'Blurred Lines' is the sixth studio album from R&B singer/songwriter Robin Thicke.
In his previous offerings, Robin has leaned towards his well established soulful charm which oozes suaveness and sex-appeal and he has done so without causing too much of a storm, tending to be better known for his more collaborative expertise. That all changed with the title single/video 'Blurred Lines'; causing controversy in the media, introducing men to Emily Ratajkowski and introducing women to the prior concealed arrogant swagger of Robin Thicke.
Success at last? By record sales, maybe, but potentially (as is often the case) at the expense of originality and musical intrigue.
Robin's intention in this record (as set out by the single) was to have more fun and as a result pull out some more club-worthy tracks. I'm in no doubt that 'Give it 2 U' (which features the uber-current Kendrick Lamar) will be another huge hit and although it is perhaps soured by Robin's arrogant promise of a "big d*** for you" it stands out as the best track on the record.
However, if you leave out the title track, which I think we have all heard enough of by now, the album comes in at just over half an hour. Does that really suffice? Also it seems the American release (at the end of July) includes three extra tracks.
The more soulful offerings ('Ooo La La' and 'Get In My Way') are more upbeat than sexed-up, which is more in-keeping with the record's premise and suit the impending summertime fairly well. They do however lack an originality and freshness that leaves them all too forgettable; much to the contrary of his previous more romantic bossa-nova affairs.

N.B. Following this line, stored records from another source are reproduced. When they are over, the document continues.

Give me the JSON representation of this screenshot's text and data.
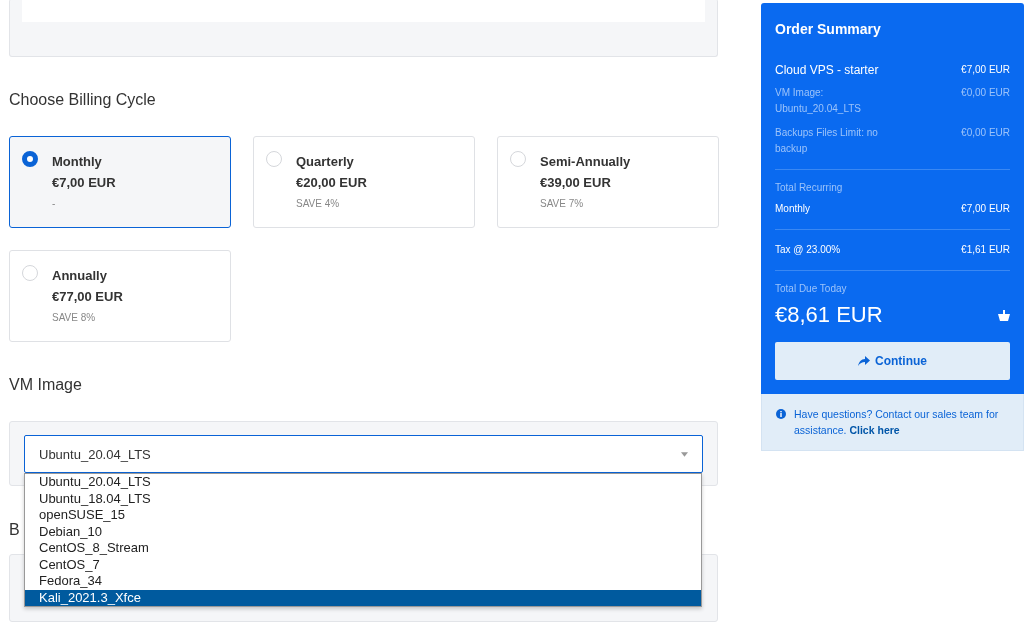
{
  "billing": {
    "title": "Choose Billing Cycle",
    "options": [
      {
        "name": "Monthly",
        "price": "€7,00 EUR",
        "note": "-",
        "selected": true
      },
      {
        "name": "Quarterly",
        "price": "€20,00 EUR",
        "note": "SAVE 4%",
        "selected": false
      },
      {
        "name": "Semi-Annually",
        "price": "€39,00 EUR",
        "note": "SAVE 7%",
        "selected": false
      },
      {
        "name": "Annually",
        "price": "€77,00 EUR",
        "note": "SAVE 8%",
        "selected": false
      }
    ]
  },
  "vm_image": {
    "title": "VM Image",
    "value": "Ubuntu_20.04_LTS",
    "expanded": true,
    "options": [
      {
        "label": "Ubuntu_20.04_LTS",
        "highlighted": false
      },
      {
        "label": "Ubuntu_18.04_LTS",
        "highlighted": false
      },
      {
        "label": "openSUSE_15",
        "highlighted": false
      },
      {
        "label": "Debian_10",
        "highlighted": false
      },
      {
        "label": "CentOS_8_Stream",
        "highlighted": false
      },
      {
        "label": "CentOS_7",
        "highlighted": false
      },
      {
        "label": "Fedora_34",
        "highlighted": false
      },
      {
        "label": "Kali_2021.3_Xfce",
        "highlighted": true
      }
    ]
  },
  "backups": {
    "title": "B"
  },
  "order_summary": {
    "title": "Order Summary",
    "lines": [
      {
        "kind": "product",
        "label": "Cloud VPS - starter",
        "price": "€7,00 EUR"
      },
      {
        "kind": "addon",
        "label": "VM Image: Ubuntu_20.04_LTS",
        "price": "€0,00 EUR"
      },
      {
        "kind": "addon",
        "label": "Backups Files Limit: no backup",
        "price": "€0,00 EUR"
      }
    ],
    "recurring_title": "Total Recurring",
    "recurring": {
      "label": "Monthly",
      "price": "€7,00 EUR"
    },
    "tax": {
      "label": "Tax @ 23.00%",
      "price": "€1,61 EUR"
    },
    "due_title": "Total Due Today",
    "due": "€8,61 EUR",
    "button": "Continue"
  },
  "help": {
    "text": "Have questions? Contact our sales team for assistance.",
    "link": "Click here"
  }
}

In fact I think keen followers of his previous work will be deeply disappointed; and if you are new to Robin Thicke, don't let this album put you off his excellent older albums. It's clear that Robin Thicke's undeniable talent lies in true R&B and Soul. This is not one of those records. And whilst we should not expect a continuation of theme in any artist, I'm not sure if this is a fitting departure.

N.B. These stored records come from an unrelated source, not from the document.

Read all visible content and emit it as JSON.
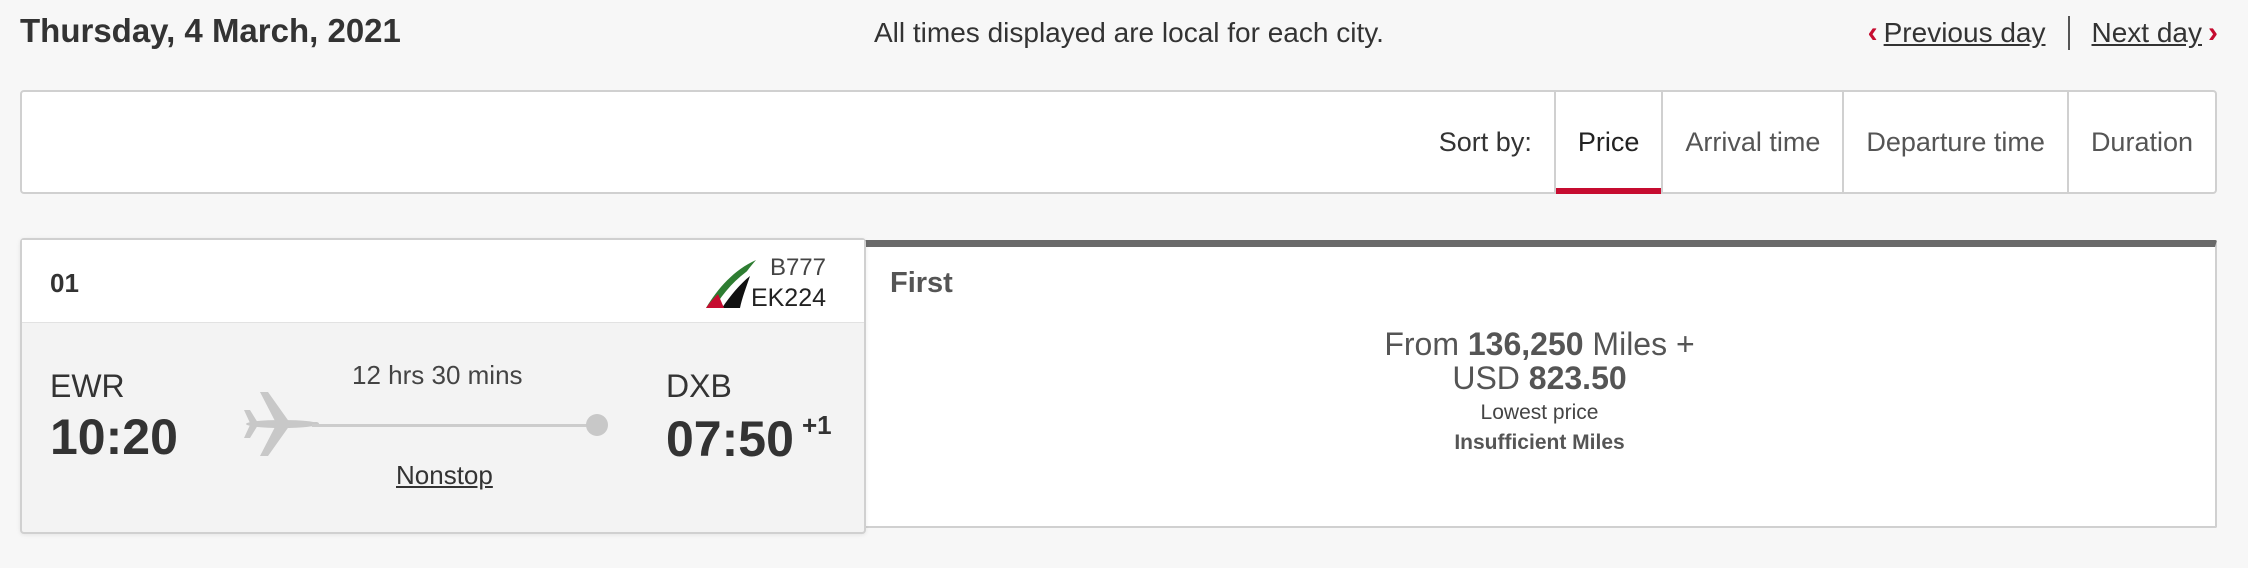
{
  "header": {
    "date": "Thursday, 4 March, 2021",
    "times_note": "All times displayed are local for each city.",
    "previous_day": "Previous day",
    "next_day": "Next day"
  },
  "sort": {
    "label": "Sort by:",
    "options": [
      "Price",
      "Arrival time",
      "Departure time",
      "Duration"
    ],
    "active": "Price"
  },
  "flight": {
    "number": "01",
    "aircraft": "B777",
    "flight_code": "EK224",
    "origin_code": "EWR",
    "departure_time": "10:20",
    "destination_code": "DXB",
    "arrival_time": "07:50",
    "day_offset": "+1",
    "duration": "12 hrs 30 mins",
    "stops": "Nonstop"
  },
  "fare": {
    "cabin": "First",
    "from_label": "From",
    "miles": "136,250",
    "miles_label": "Miles +",
    "currency": "USD",
    "cash": "823.50",
    "lowest_label": "Lowest price",
    "status": "Insufficient Miles"
  },
  "colors": {
    "accent": "#c60c30",
    "cabin_bar": "#6a6a6a"
  },
  "icons": [
    "chevron-left-icon",
    "chevron-right-icon",
    "airline-logo",
    "plane-icon"
  ]
}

Whilst this is clearly not a classic, there are still two or three fairly catchy records that should last the summertime (just about). But beyond this year I don't expect this album to be re-played like one may be compelled to with his other albums.
Listen to: 'Give it 2 U', 'Feel Good', 'Top Of The World'
I am a bit disappointed with this album, maybe it was rushed or maybe Robin was trying to keep up with the kids, but this album is no where near the same calibre as his past ones. He has got a different sound and vibe with this album, but the only good song that I can listen to on repeat, apart from Blurred Lines (even though this song was a bit over played and overrated), is Feel Good (which isn't at all like the usual Mr Robin Thicke - its quite clubby & dancey, but smooth & really catchy), the rest is either forgettable, a bit annoying or sounds like something you've heard from someone else before. Robin is so talented vocally & lyrically, but some of the songs lyrics on this album are so basic & more cheesy than a block of mature cheddar, & sound like a 7 year old wrote them. I don't know if Robin is running out of ideas or something, but this album sounds like random B-Sides and there is a very blurred line of quality here. I have only given him 2 stars because I usually like his music & think he is great, and I was looking forward to this album, (even though its only a year since his last one - which could be the reason this one sounds rushed), but I also gave him 2 stars because the overall production of the CD is ok. However I think this album will fade into the blurred line of forgettable very quickly, hopefully he will do better next time!
"Blurred Lines" by Robin Thicke (deluxe edition) combines the elements of R&B music with dance beats in a cunning manner. Thicke's previous music offering "Love After War" showcased the theme of romance in a vulnerable and serious way. In contrast, "Blurred Lines" explores love and relationships in a playful, light-hearted style. "Blurred Lines", "Give It 2 U" (feat. Kendrick Lamar), "Feel Good", "Get In My Way", and "Put Your Lovin On Me" are some of the multiple pleasing songs that symbolize living a favorable existence in life. I enjoyed the club inspired hits in "Blurred Lines", but also enjoy the moments where he pours his romantic side out such as in "The Rest Of My Life." I read somewhere online that Paula Patton encouraged his creative expression for the music video in "Blurred Lines." Obviously, she is helping him feel safe to artistically express himself. May they have many more close, loving, and inspired years together. "Blurred Lines" by Robin Thicke is great for those who have enjoyed any of his previous works and/or like music mashups of eurodance with R&B.
I bought the CD from a service station on a long journey - neither a big fan nor caught up in the controversy or hype, just a music lover. I've listened to it a good few times in the car on long journeys and now at home. I'd like to think I'm taking an objective view when I say this album is really good. Varied, no fillers, high quality, sexy songs, romantic songs all produced with care. Make me dance and move, groove and smile. All the things good music should do. Really difficult to pick favourites probably 'take it easy on me' and 'feel good' for dance/movement potential - and 'feel good' to ... feel good. Influences and references dripping all over the music like syrup over solid tunes and melodies.
So far few of the singles have lived up to the hype of the first single Blurred Lines. Having said that it is a good listen and I have a sneakt suspicion a lot of the songs will be growers. It reminds me a lot of Justin Timberlake in a good way.